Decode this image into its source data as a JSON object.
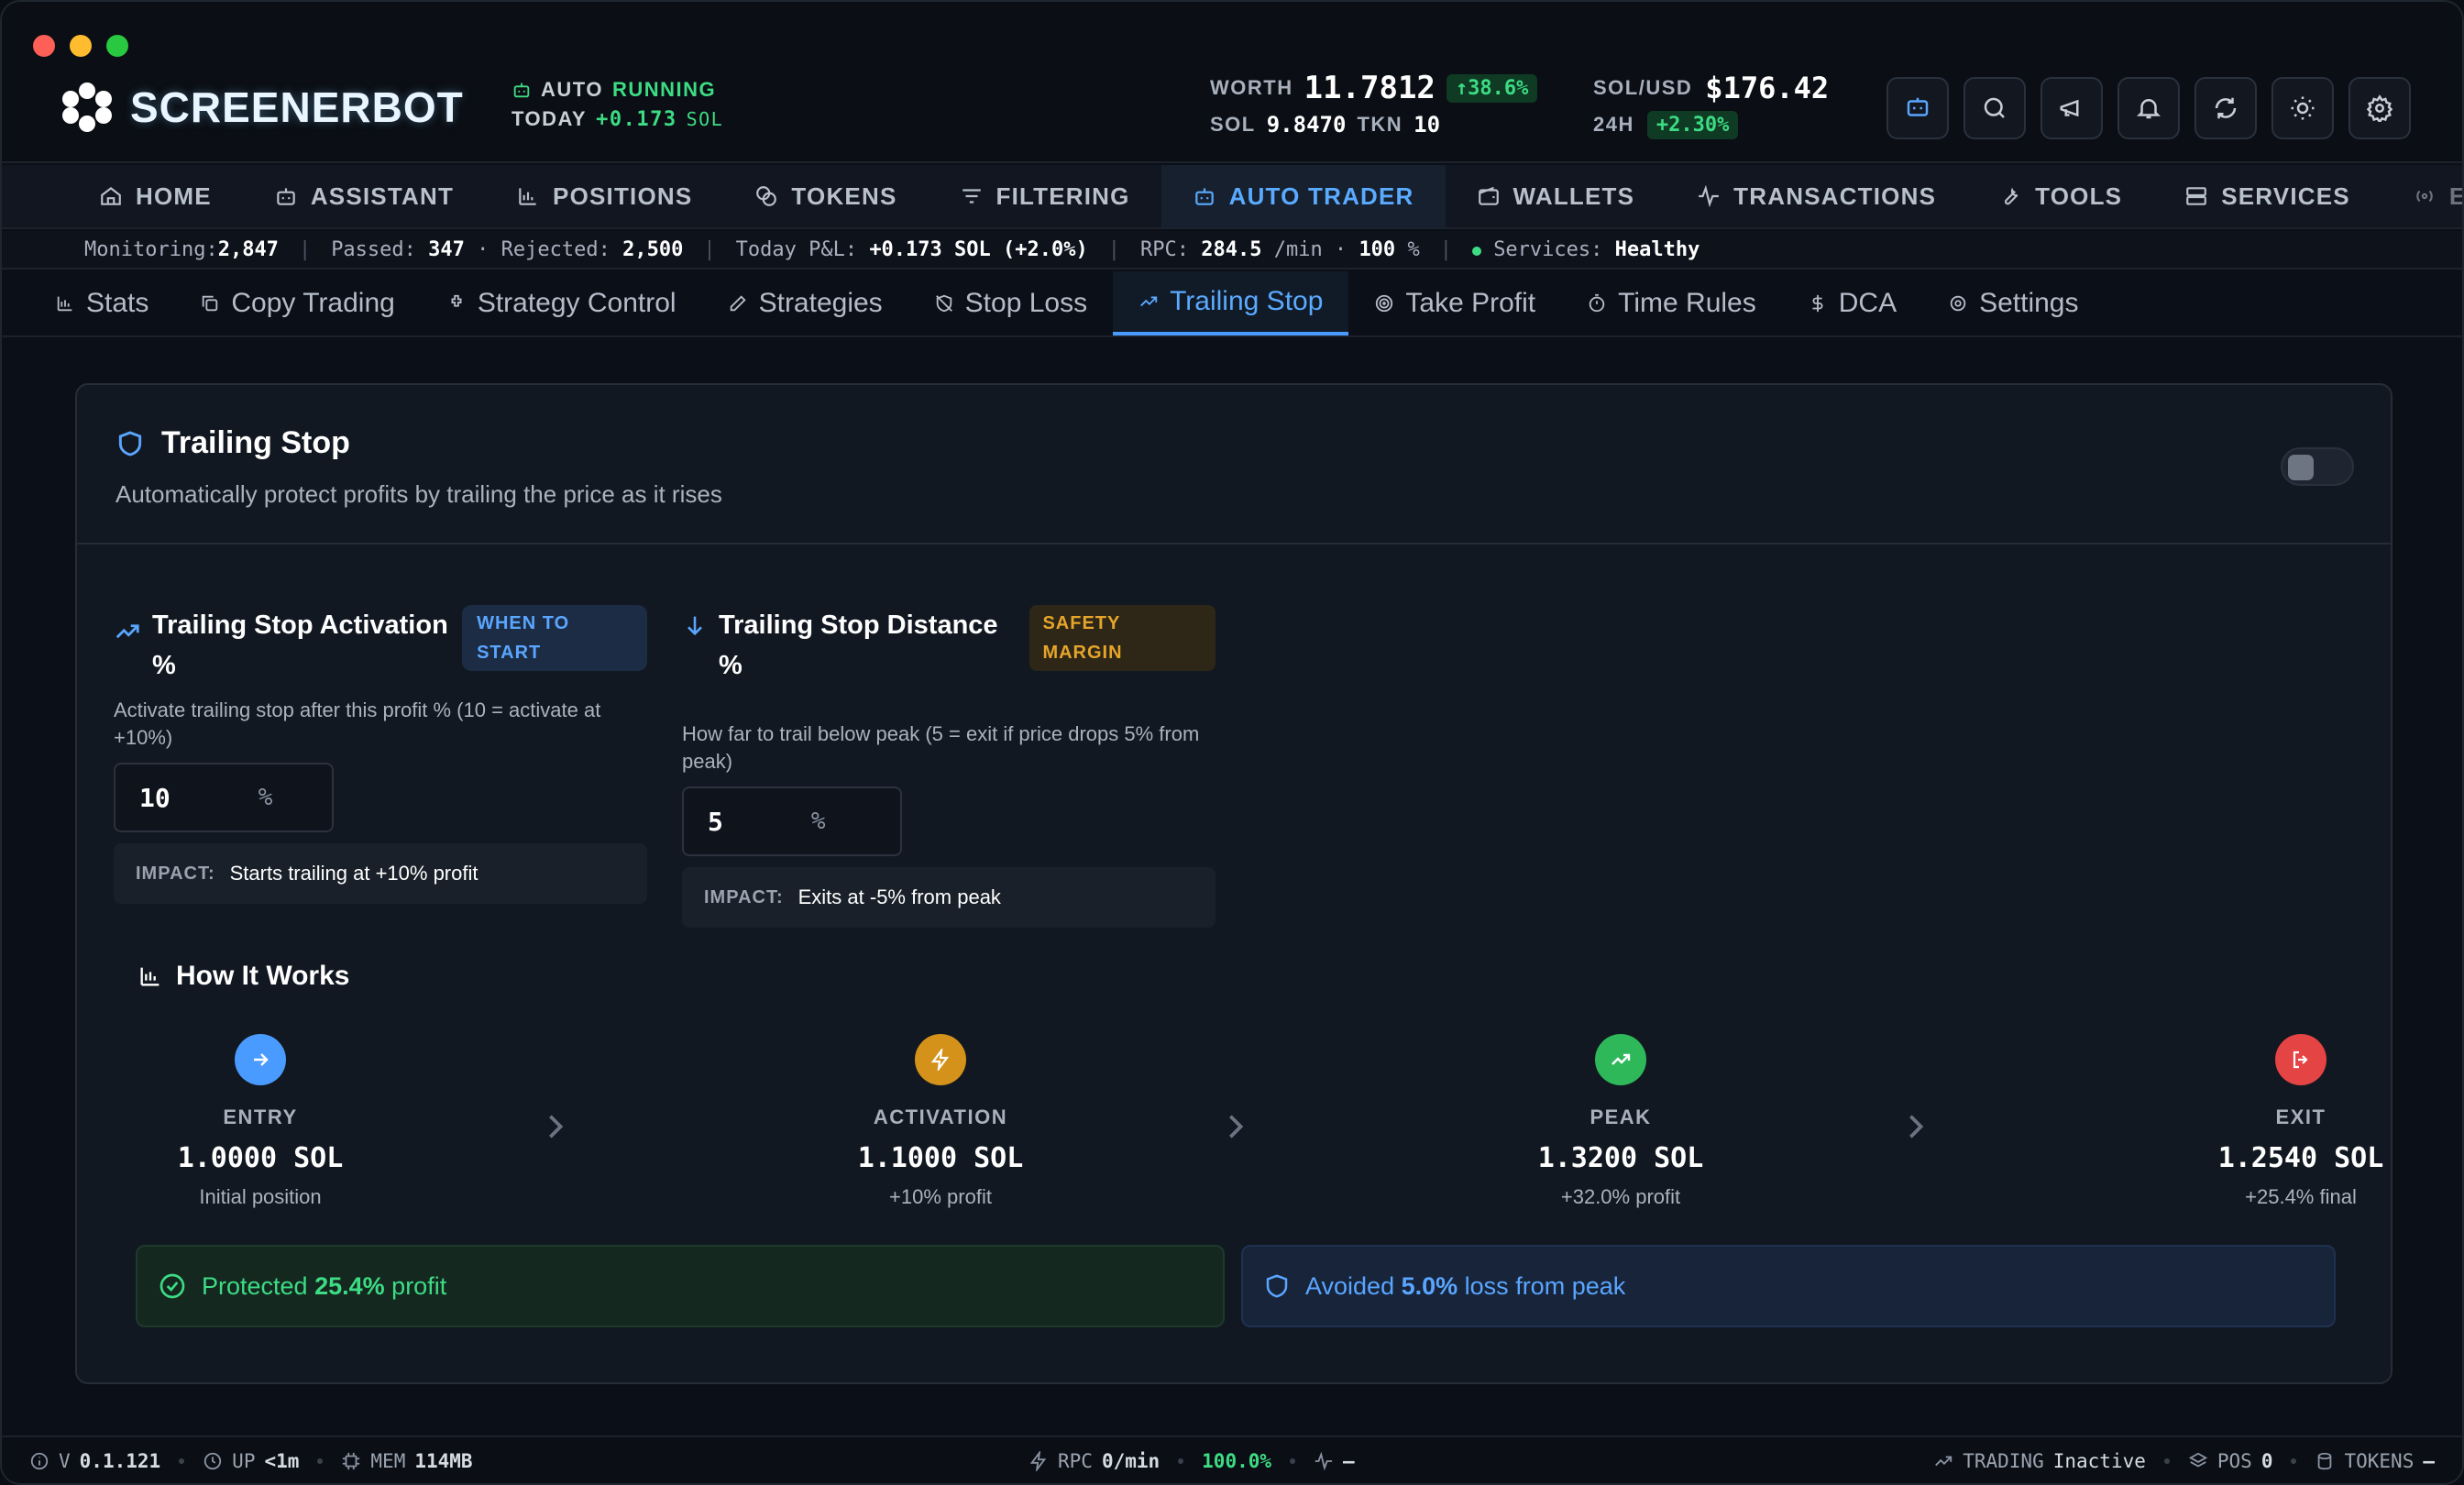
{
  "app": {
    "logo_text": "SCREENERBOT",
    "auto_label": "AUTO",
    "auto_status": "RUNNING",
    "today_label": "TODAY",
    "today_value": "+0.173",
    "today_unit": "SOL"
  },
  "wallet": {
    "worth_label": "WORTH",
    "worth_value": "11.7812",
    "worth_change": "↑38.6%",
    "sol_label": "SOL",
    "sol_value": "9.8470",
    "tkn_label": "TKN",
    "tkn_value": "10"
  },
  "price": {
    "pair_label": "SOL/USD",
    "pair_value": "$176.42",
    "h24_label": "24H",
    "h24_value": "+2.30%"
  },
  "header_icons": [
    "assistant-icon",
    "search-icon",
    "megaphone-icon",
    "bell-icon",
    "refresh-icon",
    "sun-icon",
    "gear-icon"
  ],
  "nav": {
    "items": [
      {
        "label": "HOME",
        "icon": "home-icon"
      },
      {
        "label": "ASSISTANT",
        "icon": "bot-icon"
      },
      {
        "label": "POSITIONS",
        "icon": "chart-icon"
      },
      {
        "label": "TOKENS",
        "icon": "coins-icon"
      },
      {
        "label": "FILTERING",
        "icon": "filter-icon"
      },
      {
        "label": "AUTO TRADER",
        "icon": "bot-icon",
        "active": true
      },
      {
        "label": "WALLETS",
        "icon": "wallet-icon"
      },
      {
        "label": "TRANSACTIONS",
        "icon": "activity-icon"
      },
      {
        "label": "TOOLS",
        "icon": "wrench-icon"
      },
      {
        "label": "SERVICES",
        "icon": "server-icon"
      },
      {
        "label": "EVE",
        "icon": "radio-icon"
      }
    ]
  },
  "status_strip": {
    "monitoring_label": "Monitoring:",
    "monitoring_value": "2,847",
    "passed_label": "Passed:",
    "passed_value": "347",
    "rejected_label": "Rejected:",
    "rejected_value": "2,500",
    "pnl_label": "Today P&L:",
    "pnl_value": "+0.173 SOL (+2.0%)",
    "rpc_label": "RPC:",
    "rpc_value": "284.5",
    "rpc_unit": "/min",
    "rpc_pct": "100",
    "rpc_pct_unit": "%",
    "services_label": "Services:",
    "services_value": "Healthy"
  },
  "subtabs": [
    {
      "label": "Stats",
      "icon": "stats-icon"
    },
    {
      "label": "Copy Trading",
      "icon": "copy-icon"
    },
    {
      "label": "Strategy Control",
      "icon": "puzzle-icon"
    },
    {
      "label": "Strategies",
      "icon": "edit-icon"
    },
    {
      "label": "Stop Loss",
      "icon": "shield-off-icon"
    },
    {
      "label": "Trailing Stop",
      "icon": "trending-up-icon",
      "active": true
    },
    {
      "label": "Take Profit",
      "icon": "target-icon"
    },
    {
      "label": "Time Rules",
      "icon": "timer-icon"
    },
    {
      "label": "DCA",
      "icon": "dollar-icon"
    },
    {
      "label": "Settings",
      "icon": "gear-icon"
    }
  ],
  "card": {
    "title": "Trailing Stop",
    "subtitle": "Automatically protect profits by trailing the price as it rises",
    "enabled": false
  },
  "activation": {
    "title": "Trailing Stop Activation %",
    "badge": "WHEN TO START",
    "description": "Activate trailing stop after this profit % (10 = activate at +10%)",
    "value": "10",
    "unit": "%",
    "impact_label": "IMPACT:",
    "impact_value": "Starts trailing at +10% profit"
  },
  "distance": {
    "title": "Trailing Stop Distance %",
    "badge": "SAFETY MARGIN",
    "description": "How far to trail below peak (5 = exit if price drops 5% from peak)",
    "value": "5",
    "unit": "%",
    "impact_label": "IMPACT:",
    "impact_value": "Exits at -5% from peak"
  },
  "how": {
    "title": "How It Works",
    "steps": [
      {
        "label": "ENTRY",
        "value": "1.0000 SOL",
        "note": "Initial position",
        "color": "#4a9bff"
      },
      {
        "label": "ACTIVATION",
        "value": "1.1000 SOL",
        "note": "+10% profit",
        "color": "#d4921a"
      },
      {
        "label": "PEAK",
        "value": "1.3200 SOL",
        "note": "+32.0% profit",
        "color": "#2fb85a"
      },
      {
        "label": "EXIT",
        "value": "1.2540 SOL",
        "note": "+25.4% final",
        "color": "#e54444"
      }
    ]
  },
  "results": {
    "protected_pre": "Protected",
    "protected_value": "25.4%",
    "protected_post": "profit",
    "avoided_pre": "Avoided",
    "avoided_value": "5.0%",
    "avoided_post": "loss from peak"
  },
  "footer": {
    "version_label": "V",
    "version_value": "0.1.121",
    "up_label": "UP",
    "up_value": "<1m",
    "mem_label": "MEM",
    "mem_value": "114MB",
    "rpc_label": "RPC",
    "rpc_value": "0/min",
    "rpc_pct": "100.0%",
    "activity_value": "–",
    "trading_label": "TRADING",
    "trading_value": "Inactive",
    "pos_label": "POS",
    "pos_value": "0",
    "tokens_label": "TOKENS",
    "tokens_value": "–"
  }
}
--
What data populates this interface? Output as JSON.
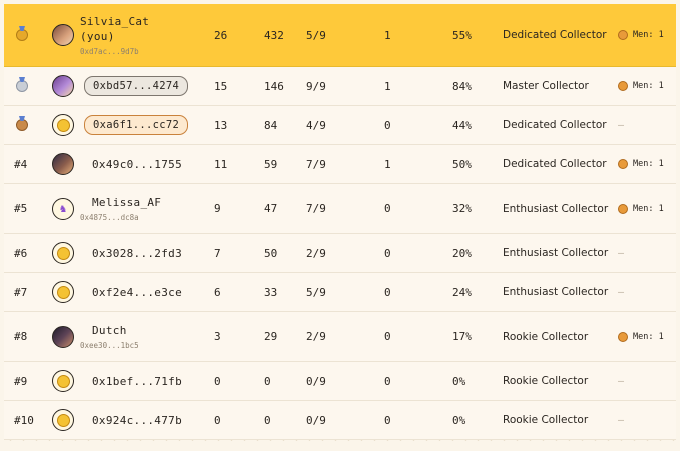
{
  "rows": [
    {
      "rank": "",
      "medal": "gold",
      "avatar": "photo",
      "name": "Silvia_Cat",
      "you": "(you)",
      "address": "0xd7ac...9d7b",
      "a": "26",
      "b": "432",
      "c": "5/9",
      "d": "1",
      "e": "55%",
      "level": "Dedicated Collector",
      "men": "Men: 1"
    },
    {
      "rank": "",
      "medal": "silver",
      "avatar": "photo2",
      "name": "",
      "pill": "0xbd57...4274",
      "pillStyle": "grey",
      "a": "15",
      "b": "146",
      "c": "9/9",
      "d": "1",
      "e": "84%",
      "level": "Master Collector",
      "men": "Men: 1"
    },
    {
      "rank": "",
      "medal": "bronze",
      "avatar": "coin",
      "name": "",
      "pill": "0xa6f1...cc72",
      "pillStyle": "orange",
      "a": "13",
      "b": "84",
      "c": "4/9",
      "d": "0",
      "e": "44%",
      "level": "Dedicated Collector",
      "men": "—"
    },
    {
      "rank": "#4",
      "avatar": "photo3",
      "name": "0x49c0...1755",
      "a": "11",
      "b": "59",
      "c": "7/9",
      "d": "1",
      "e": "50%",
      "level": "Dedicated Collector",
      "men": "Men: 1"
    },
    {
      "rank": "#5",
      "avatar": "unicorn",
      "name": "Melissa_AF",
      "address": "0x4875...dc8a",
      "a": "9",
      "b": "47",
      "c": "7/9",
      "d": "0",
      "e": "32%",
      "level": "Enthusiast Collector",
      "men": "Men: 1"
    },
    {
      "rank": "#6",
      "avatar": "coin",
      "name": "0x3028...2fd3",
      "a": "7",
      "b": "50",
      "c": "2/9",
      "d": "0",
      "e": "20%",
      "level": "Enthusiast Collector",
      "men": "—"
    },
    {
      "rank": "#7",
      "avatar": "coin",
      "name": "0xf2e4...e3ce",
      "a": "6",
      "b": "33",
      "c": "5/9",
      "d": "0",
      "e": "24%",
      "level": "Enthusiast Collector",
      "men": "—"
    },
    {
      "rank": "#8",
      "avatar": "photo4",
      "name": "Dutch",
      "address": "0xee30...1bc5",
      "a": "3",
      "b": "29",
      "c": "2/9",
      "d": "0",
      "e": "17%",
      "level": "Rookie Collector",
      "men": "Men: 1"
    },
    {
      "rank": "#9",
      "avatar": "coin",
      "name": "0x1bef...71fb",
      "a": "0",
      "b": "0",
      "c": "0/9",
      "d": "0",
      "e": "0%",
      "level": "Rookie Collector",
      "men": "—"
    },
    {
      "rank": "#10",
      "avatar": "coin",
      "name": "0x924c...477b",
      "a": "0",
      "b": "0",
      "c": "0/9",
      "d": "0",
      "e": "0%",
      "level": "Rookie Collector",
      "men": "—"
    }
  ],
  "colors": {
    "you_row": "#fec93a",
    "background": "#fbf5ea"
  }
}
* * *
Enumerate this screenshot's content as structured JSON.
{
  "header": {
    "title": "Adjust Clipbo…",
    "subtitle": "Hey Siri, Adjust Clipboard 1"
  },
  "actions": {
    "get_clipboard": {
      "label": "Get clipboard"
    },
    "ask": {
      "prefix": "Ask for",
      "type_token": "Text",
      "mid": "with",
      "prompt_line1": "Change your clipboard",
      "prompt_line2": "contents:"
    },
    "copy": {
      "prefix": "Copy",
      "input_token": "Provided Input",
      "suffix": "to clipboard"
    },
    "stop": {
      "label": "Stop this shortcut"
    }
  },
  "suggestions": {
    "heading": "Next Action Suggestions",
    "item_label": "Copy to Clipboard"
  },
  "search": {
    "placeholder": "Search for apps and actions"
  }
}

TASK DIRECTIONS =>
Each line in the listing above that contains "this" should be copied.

WRITTEN ANSWER =>
Decode this image into its source data as a JSON object.
    "description": "Activate trailing stop after this profit % (10 = activate at +10%)",
What data populates this interface? Output as JSON.
Enumerate this screenshot's content as structured JSON.
      "label": "Stop this shortcut"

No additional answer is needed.